> _TASK DESCRIPTION_
Print the entries exactly; skip the pictures.

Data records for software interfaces
========

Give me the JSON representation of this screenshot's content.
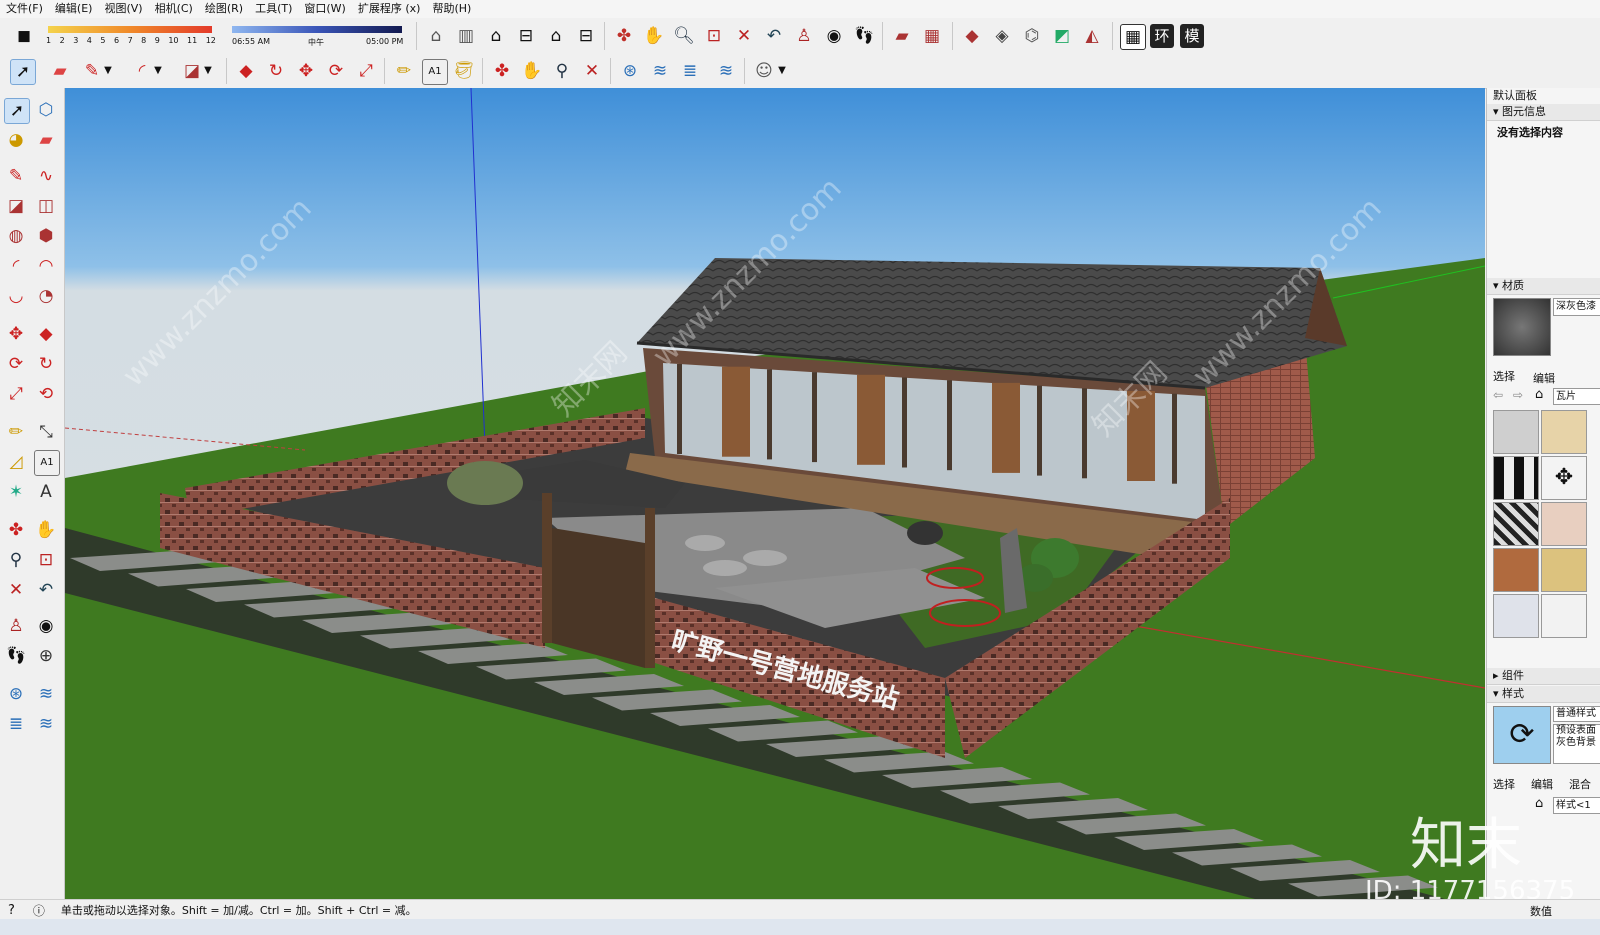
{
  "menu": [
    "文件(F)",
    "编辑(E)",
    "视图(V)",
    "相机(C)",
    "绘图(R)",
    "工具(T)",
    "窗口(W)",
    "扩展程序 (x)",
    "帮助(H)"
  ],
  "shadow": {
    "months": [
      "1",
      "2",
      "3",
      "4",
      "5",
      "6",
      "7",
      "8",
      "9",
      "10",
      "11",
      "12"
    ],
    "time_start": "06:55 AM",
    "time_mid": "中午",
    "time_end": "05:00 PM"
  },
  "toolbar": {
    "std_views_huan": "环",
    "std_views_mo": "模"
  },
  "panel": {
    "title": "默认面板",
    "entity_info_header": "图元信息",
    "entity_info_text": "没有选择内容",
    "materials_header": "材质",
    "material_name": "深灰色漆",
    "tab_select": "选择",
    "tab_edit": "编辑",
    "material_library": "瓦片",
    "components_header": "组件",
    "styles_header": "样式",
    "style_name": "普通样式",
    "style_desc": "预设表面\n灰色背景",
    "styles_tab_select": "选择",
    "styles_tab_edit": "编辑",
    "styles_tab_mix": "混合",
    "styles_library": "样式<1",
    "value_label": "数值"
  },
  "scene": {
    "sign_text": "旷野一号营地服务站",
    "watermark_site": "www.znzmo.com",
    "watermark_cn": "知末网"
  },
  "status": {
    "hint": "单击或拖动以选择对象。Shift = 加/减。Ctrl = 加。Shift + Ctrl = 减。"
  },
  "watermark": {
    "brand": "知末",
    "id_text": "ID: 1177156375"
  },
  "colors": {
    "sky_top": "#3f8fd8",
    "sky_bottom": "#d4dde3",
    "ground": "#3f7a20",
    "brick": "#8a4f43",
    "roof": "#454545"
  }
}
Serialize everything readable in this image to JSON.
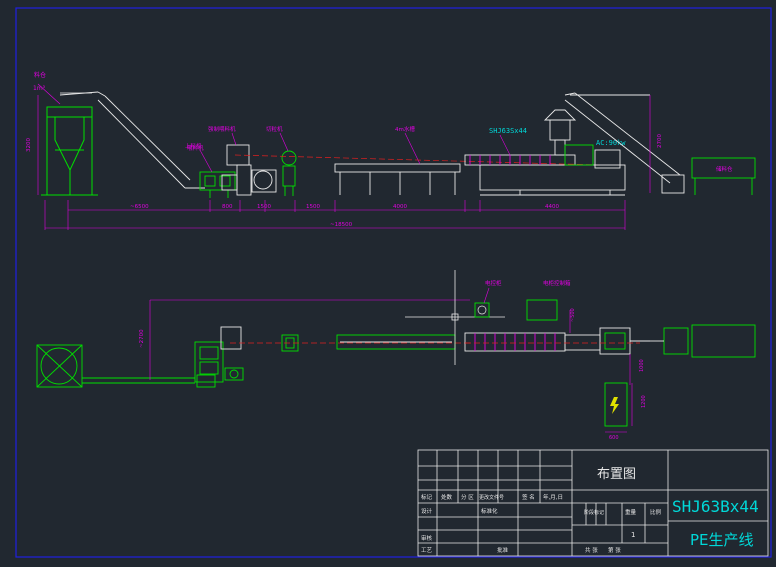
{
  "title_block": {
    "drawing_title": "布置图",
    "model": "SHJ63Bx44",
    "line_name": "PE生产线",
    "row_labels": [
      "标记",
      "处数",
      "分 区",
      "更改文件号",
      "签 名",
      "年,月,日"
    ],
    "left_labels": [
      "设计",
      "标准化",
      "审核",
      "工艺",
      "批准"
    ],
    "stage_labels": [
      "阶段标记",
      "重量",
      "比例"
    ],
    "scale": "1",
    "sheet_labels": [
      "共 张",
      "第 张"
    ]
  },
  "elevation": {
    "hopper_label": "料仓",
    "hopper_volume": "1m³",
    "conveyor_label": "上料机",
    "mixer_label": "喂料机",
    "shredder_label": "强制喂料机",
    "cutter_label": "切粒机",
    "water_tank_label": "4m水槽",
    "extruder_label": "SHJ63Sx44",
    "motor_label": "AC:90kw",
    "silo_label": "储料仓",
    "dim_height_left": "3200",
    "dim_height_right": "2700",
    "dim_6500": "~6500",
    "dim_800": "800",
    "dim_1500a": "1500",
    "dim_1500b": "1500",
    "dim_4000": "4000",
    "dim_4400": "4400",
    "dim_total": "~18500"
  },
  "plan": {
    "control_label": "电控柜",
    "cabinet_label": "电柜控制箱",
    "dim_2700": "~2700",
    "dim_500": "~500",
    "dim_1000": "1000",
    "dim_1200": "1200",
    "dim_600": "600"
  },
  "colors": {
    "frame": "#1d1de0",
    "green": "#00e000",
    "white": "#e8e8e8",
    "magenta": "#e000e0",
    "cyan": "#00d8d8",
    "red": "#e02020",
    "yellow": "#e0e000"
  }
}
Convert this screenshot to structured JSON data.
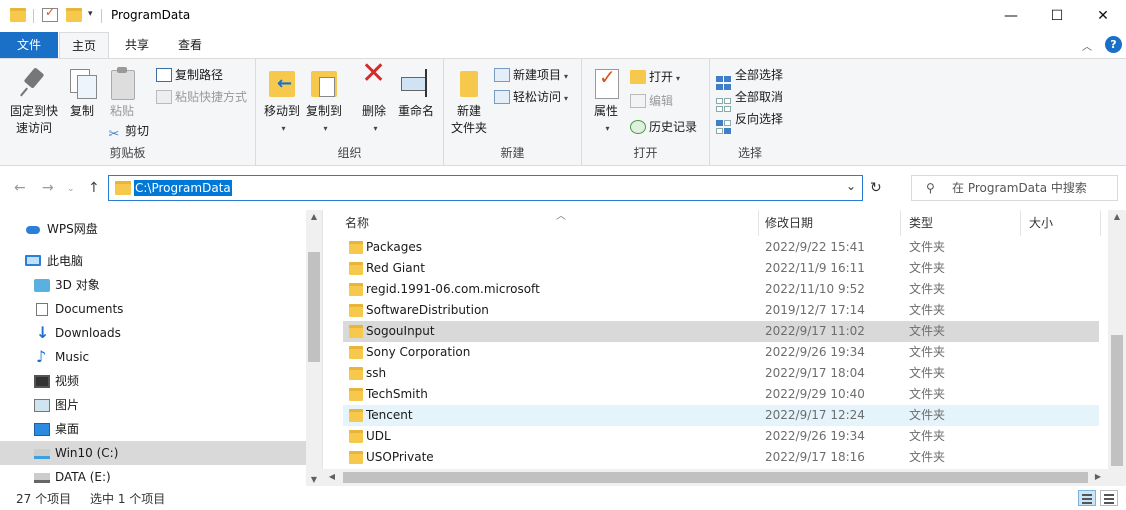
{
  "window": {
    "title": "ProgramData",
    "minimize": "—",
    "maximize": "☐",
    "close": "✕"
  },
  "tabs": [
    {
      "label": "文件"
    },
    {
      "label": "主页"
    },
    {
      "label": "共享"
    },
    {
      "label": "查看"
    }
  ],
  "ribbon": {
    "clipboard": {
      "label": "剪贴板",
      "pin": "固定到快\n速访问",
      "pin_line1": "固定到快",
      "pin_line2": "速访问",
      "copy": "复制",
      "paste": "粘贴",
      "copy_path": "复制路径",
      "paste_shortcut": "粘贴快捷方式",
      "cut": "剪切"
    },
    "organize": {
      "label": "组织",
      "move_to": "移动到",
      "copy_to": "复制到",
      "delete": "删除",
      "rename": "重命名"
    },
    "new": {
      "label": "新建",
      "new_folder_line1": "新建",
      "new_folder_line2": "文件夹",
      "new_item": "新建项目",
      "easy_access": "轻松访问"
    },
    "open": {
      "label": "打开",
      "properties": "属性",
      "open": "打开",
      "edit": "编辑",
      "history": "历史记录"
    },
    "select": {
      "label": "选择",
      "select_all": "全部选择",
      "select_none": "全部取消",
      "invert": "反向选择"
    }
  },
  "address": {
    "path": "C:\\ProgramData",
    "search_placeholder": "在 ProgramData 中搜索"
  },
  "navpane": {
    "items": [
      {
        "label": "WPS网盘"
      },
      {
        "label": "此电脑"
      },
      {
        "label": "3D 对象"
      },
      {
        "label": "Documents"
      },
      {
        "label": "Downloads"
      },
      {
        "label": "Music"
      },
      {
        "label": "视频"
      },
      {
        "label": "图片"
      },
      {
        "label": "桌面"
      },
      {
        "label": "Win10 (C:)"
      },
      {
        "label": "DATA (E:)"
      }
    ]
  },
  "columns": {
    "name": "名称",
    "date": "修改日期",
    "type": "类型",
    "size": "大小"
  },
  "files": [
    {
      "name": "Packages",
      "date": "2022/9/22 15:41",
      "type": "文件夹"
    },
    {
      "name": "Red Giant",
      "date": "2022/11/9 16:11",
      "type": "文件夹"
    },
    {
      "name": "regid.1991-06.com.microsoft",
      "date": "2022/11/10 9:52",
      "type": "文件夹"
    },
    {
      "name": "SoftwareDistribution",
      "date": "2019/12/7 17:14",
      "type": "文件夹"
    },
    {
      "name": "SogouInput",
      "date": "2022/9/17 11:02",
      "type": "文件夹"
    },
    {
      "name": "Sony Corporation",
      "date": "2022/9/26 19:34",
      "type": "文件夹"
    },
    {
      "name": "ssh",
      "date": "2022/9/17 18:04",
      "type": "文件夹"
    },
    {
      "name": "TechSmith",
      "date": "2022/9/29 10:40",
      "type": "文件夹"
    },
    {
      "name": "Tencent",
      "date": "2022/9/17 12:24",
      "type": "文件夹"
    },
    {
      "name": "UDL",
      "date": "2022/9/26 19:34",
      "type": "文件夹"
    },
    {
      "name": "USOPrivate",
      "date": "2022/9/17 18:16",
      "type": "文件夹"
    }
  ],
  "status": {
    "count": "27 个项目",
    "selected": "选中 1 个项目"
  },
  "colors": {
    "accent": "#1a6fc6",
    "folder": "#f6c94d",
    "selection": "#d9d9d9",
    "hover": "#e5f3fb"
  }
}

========

> _ANSWER SPACE_
Give me the JSON representation of this screenshot's content.
{
  "menu": [
    "文件(F)",
    "编辑(E)",
    "视图(V)",
    "相机(C)",
    "绘图(R)",
    "工具(T)",
    "窗口(W)",
    "扩展程序 (x)",
    "帮助(H)"
  ],
  "shadow": {
    "months": [
      "1",
      "2",
      "3",
      "4",
      "5",
      "6",
      "7",
      "8",
      "9",
      "10",
      "11",
      "12"
    ],
    "time_start": "06:55 AM",
    "time_mid": "中午",
    "time_end": "05:00 PM"
  },
  "toolbar": {
    "std_views_huan": "环",
    "std_views_mo": "模"
  },
  "panel": {
    "title": "默认面板",
    "entity_info_header": "图元信息",
    "entity_info_text": "没有选择内容",
    "materials_header": "材质",
    "material_name": "深灰色漆",
    "tab_select": "选择",
    "tab_edit": "编辑",
    "material_library": "瓦片",
    "components_header": "组件",
    "styles_header": "样式",
    "style_name": "普通样式",
    "style_desc": "预设表面\n灰色背景",
    "styles_tab_select": "选择",
    "styles_tab_edit": "编辑",
    "styles_tab_mix": "混合",
    "styles_library": "样式<1",
    "value_label": "数值"
  },
  "scene": {
    "sign_text": "旷野一号营地服务站",
    "watermark_site": "www.znzmo.com",
    "watermark_cn": "知末网"
  },
  "status": {
    "hint": "单击或拖动以选择对象。Shift = 加/减。Ctrl = 加。Shift + Ctrl = 减。"
  },
  "watermark": {
    "brand": "知末",
    "id_text": "ID: 1177156375"
  },
  "colors": {
    "sky_top": "#3f8fd8",
    "sky_bottom": "#d4dde3",
    "ground": "#3f7a20",
    "brick": "#8a4f43",
    "roof": "#454545"
  }
}
Serialize everything readable in this image to JSON.
{
  "title_block": {
    "drawing_title": "布置图",
    "model": "SHJ63Bx44",
    "line_name": "PE生产线",
    "row_labels": [
      "标记",
      "处数",
      "分 区",
      "更改文件号",
      "签 名",
      "年,月,日"
    ],
    "left_labels": [
      "设计",
      "标准化",
      "审核",
      "工艺",
      "批准"
    ],
    "stage_labels": [
      "阶段标记",
      "重量",
      "比例"
    ],
    "scale": "1",
    "sheet_labels": [
      "共 张",
      "第 张"
    ]
  },
  "elevation": {
    "hopper_label": "料仓",
    "hopper_volume": "1m³",
    "conveyor_label": "上料机",
    "mixer_label": "喂料机",
    "shredder_label": "强制喂料机",
    "cutter_label": "切粒机",
    "water_tank_label": "4m水槽",
    "extruder_label": "SHJ63Sx44",
    "motor_label": "AC:90kw",
    "silo_label": "储料仓",
    "dim_height_left": "3200",
    "dim_height_right": "2700",
    "dim_6500": "~6500",
    "dim_800": "800",
    "dim_1500a": "1500",
    "dim_1500b": "1500",
    "dim_4000": "4000",
    "dim_4400": "4400",
    "dim_total": "~18500"
  },
  "plan": {
    "control_label": "电控柜",
    "cabinet_label": "电柜控制箱",
    "dim_2700": "~2700",
    "dim_500": "~500",
    "dim_1000": "1000",
    "dim_1200": "1200",
    "dim_600": "600"
  },
  "colors": {
    "frame": "#1d1de0",
    "green": "#00e000",
    "white": "#e8e8e8",
    "magenta": "#e000e0",
    "cyan": "#00d8d8",
    "red": "#e02020",
    "yellow": "#e0e000"
  }
}
Convert this screenshot to structured JSON data.
{
  "window": {
    "title": "ProgramData",
    "minimize": "—",
    "maximize": "☐",
    "close": "✕"
  },
  "tabs": [
    {
      "label": "文件"
    },
    {
      "label": "主页"
    },
    {
      "label": "共享"
    },
    {
      "label": "查看"
    }
  ],
  "ribbon": {
    "clipboard": {
      "label": "剪贴板",
      "pin": "固定到快\n速访问",
      "pin_line1": "固定到快",
      "pin_line2": "速访问",
      "copy": "复制",
      "paste": "粘贴",
      "copy_path": "复制路径",
      "paste_shortcut": "粘贴快捷方式",
      "cut": "剪切"
    },
    "organize": {
      "label": "组织",
      "move_to": "移动到",
      "copy_to": "复制到",
      "delete": "删除",
      "rename": "重命名"
    },
    "new": {
      "label": "新建",
      "new_folder_line1": "新建",
      "new_folder_line2": "文件夹",
      "new_item": "新建项目",
      "easy_access": "轻松访问"
    },
    "open": {
      "label": "打开",
      "properties": "属性",
      "open": "打开",
      "edit": "编辑",
      "history": "历史记录"
    },
    "select": {
      "label": "选择",
      "select_all": "全部选择",
      "select_none": "全部取消",
      "invert": "反向选择"
    }
  },
  "address": {
    "path": "C:\\ProgramData",
    "search_placeholder": "在 ProgramData 中搜索"
  },
  "navpane": {
    "items": [
      {
        "label": "WPS网盘"
      },
      {
        "label": "此电脑"
      },
      {
        "label": "3D 对象"
      },
      {
        "label": "Documents"
      },
      {
        "label": "Downloads"
      },
      {
        "label": "Music"
      },
      {
        "label": "视频"
      },
      {
        "label": "图片"
      },
      {
        "label": "桌面"
      },
      {
        "label": "Win10 (C:)"
      },
      {
        "label": "DATA (E:)"
      }
    ]
  },
  "columns": {
    "name": "名称",
    "date": "修改日期",
    "type": "类型",
    "size": "大小"
  },
  "files": [
    {
      "name": "Packages",
      "date": "2022/9/22 15:41",
      "type": "文件夹"
    },
    {
      "name": "Red Giant",
      "date": "2022/11/9 16:11",
      "type": "文件夹"
    },
    {
      "name": "regid.1991-06.com.microsoft",
      "date": "2022/11/10 9:52",
      "type": "文件夹"
    },
    {
      "name": "SoftwareDistribution",
      "date": "2019/12/7 17:14",
      "type": "文件夹"
    },
    {
      "name": "SogouInput",
      "date": "2022/9/17 11:02",
      "type": "文件夹"
    },
    {
      "name": "Sony Corporation",
      "date": "2022/9/26 19:34",
      "type": "文件夹"
    },
    {
      "name": "ssh",
      "date": "2022/9/17 18:04",
      "type": "文件夹"
    },
    {
      "name": "TechSmith",
      "date": "2022/9/29 10:40",
      "type": "文件夹"
    },
    {
      "name": "Tencent",
      "date": "2022/9/17 12:24",
      "type": "文件夹"
    },
    {
      "name": "UDL",
      "date": "2022/9/26 19:34",
      "type": "文件夹"
    },
    {
      "name": "USOPrivate",
      "date": "2022/9/17 18:16",
      "type": "文件夹"
    }
  ],
  "status": {
    "count": "27 个项目",
    "selected": "选中 1 个项目"
  },
  "colors": {
    "accent": "#1a6fc6",
    "folder": "#f6c94d",
    "selection": "#d9d9d9",
    "hover": "#e5f3fb"
  }
}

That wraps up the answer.